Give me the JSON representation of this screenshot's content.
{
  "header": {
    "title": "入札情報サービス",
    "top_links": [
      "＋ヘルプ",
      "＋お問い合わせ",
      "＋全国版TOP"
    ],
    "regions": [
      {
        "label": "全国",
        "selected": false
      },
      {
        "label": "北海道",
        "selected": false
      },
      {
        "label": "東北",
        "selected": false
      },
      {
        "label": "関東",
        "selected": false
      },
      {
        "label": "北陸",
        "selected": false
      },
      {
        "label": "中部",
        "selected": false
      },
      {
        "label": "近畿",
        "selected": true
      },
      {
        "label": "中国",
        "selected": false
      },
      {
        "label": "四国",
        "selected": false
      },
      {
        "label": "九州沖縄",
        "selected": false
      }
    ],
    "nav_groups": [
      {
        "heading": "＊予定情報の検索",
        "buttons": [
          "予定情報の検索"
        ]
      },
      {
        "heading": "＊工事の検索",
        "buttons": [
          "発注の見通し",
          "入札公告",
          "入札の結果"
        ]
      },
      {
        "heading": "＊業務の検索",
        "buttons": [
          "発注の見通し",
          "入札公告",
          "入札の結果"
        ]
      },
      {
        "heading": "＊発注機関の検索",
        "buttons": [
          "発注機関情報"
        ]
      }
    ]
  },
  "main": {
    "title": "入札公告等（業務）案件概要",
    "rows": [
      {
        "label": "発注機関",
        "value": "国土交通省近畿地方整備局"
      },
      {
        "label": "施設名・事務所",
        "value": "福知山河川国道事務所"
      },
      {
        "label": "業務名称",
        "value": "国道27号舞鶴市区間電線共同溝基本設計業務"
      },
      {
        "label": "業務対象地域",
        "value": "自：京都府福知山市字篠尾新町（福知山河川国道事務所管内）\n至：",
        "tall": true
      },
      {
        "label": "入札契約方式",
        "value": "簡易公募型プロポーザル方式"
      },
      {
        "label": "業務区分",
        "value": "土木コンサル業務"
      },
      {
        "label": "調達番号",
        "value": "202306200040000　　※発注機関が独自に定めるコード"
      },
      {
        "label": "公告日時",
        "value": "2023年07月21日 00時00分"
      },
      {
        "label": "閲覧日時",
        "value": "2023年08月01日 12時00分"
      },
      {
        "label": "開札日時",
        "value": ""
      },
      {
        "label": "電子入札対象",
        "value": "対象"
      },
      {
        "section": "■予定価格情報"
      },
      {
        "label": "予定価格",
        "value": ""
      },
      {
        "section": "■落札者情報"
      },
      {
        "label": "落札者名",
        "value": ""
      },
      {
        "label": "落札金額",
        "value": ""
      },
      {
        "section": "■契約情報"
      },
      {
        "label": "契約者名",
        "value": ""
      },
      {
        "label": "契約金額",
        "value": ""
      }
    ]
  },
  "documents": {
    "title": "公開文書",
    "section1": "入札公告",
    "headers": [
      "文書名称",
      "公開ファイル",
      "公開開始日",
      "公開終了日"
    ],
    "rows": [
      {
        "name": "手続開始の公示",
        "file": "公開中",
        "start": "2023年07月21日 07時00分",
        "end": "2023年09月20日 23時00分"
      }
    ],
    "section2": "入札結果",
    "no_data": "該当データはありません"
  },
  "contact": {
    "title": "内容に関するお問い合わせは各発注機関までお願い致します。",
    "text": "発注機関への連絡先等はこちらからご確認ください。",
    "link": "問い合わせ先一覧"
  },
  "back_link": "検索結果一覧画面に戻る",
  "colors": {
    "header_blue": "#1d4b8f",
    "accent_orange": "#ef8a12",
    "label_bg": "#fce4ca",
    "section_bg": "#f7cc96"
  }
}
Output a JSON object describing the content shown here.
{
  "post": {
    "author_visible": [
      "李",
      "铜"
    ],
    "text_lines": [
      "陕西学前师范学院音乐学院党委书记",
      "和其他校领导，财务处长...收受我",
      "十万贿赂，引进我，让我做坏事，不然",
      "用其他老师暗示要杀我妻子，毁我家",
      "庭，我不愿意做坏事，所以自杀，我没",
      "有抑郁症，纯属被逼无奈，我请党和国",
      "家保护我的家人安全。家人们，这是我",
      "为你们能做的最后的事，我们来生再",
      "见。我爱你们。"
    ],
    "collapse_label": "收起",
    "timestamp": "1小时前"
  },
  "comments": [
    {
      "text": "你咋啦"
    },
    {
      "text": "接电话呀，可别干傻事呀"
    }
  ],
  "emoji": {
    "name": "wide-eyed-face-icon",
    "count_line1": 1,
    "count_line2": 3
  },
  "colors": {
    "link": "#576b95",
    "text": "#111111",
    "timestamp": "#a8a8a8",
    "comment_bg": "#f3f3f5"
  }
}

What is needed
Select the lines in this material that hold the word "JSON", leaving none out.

Exercise solution
Give me the JSON representation of this screenshot's content.
Output a JSON object describing the content shown here.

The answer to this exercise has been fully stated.